Of course, when Hammond was Secretary of State for Transport, the HS2 budget was £32billionish: but there have been three Secretary of States in Transport since him, and the HS2 timetable is getting delayed. The single HS2 Phase 2 bill should have been presented to Parliament by now, with construction on Phase 1 already started. Instead, Phase 2 has been split into two, with delays there, and Phase 1 contracts are still to be awarded. The budget for HS2 has also massively increased to £55 billion, but no one – except possibly Philip Hammond – expects it to stay that ‘low’.
Not surprisingly, the Labour have used the mistake to criticise Phil, issuing a press release about this, and the fact that Theresa May refused to confirm that Hammond will stay Chancellor after the election. Westminster rumours have already been circulating that he’ll be out of the Treasury if May wins big. Maybe he’ll be back in Transport?
Meanwhile both the Labour party and the LibDems have issued their manifestos.
We haven’t got much more to say about Labour’s, as their plans for HS2 were almost identical to the draft leaked last week – it repeats the plan for a Labour government to build HS2 into Scotland. They also promise to borrow an extra £250 billion for a National Transformation Fund to spend on “the huge potential of every part of our country”. The thing is HS2 to Scotland has not been costed, but with HS2 Ltd apparently working to internal estimates of £200 billion its entirely possible that such a fund might be entirely spent on HS2.
The LibDems have also got plans for HS2. Their manifesto ties it in with other rail projects:
“Pursue the electrification of the rail network, improve stations, reopen smaller stations, restore twin-track lines to major routes and proceed with HS2, HS3 and Crossrail 2, including development of a high-speed network stretching to Scotland.”

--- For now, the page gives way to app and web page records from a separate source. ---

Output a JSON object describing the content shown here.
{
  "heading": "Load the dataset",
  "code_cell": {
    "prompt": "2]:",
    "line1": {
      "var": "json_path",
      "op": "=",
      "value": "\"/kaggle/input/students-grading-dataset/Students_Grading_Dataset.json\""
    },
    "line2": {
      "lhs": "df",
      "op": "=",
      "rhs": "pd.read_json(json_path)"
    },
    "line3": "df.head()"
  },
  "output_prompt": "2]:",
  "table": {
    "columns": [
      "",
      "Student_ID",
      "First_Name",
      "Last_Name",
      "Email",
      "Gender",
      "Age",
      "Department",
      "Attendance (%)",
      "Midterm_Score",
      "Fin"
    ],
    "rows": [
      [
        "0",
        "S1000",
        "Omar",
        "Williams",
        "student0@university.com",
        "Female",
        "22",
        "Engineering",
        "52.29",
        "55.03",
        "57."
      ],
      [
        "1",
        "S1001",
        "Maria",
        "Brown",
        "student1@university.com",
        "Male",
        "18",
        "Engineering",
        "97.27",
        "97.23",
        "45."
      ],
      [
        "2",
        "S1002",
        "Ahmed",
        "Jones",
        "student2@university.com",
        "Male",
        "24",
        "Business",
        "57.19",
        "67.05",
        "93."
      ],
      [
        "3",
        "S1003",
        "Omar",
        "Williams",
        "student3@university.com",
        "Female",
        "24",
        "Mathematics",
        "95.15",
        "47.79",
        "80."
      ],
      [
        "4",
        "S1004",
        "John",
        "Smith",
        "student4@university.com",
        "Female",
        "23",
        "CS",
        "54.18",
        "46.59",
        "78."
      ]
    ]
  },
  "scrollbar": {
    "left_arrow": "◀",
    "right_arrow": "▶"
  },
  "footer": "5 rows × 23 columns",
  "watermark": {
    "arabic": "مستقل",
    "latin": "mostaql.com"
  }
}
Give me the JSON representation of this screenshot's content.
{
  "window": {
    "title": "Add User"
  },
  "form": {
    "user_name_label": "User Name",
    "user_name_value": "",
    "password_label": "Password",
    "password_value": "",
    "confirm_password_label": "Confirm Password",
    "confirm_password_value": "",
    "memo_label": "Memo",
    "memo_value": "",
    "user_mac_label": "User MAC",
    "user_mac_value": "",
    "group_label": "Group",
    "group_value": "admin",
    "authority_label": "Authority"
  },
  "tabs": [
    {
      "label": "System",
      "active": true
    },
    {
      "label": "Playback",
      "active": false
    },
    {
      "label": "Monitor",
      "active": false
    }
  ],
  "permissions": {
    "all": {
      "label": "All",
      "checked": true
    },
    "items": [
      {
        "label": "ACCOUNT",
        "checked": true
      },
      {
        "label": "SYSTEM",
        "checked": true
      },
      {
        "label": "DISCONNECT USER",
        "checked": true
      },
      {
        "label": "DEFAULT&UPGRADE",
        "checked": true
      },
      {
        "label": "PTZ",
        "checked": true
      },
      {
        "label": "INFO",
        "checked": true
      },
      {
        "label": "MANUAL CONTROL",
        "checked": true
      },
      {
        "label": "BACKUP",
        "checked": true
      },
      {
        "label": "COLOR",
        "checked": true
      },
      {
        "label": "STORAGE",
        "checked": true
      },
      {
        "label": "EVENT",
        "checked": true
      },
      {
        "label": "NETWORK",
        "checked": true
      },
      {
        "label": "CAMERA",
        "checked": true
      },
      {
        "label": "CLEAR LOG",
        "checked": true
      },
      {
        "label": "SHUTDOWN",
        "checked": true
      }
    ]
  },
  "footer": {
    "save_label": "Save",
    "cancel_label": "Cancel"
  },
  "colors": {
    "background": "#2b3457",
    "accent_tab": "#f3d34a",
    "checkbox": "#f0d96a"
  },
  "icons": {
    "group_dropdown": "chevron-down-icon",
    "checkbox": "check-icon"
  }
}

Of course, the money for HS2 was meant to be easy to find, coming from the same pot as Crossrail after that was finished. But with the probability of Crossrail 2 going ahead, that money won’t be available for HS2. And it will be interesting to see what happens with the ‘HS3’ plans: under current thinking from the ‘speed’ has been dropped for a more conventional speed railway.
The other point to make is that HS1 won’t be part of any UK ‘network’ . The plans for HS2 were originally issued without a link to HS1, and although this was retrofitted for a while, it has since been dropped.